- Exercise requirements:
Show every line below where "description" appears.

- Data listing:
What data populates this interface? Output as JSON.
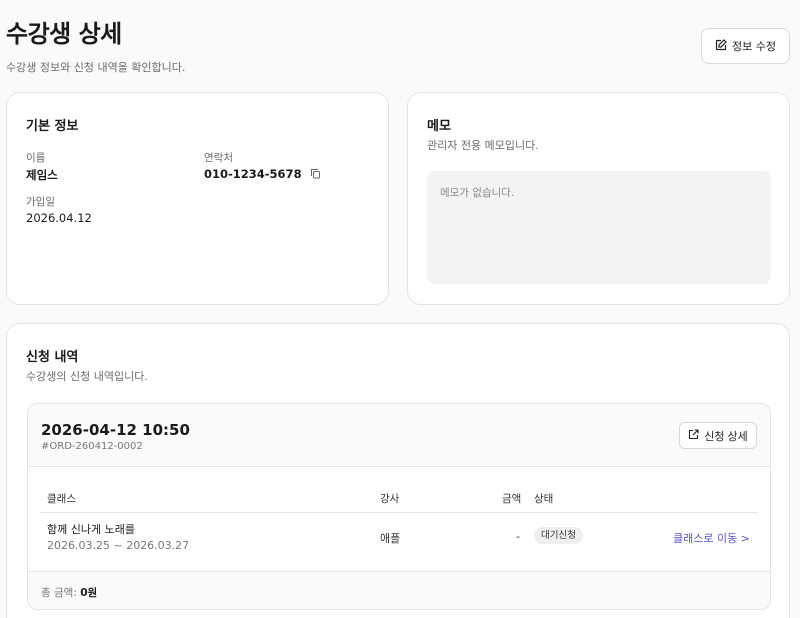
{
  "page": {
    "title": "수강생 상세",
    "subtitle": "수강생 정보와 신청 내역을 확인합니다.",
    "edit_button": "정보 수정"
  },
  "basic": {
    "title": "기본 정보",
    "name_label": "이름",
    "name_value": "제임스",
    "contact_label": "연락처",
    "contact_value": "010-1234-5678",
    "joined_label": "가입일",
    "joined_value": "2026.04.12"
  },
  "memo": {
    "title": "메모",
    "description": "관리자 전용 메모입니다.",
    "placeholder": "메모가 없습니다."
  },
  "history": {
    "title": "신청 내역",
    "description": "수강생의 신청 내역입니다.",
    "orders": [
      {
        "datetime": "2026-04-12 10:50",
        "order_no": "#ORD-260412-0002",
        "detail_button": "신청 상세",
        "columns": {
          "class": "클래스",
          "instructor": "강사",
          "amount": "금액",
          "status": "상태"
        },
        "items": [
          {
            "class_name": "함께 신나게 노래를",
            "period": "2026.03.25 ~ 2026.03.27",
            "instructor": "애플",
            "amount": "-",
            "status": "대기신청",
            "link": "클래스로 이동 >"
          }
        ],
        "total_label": "총 금액:",
        "total_value": "0원"
      }
    ]
  },
  "colors": {
    "link": "#5b54b8",
    "background": "#fafafa",
    "card_border": "#e3e3e3"
  },
  "icons": {
    "edit": "edit-icon",
    "copy": "copy-icon",
    "external": "external-link-icon"
  }
}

- Output:
    "description": "관리자 전용 메모입니다.",
    "description": "수강생의 신청 내역입니다.",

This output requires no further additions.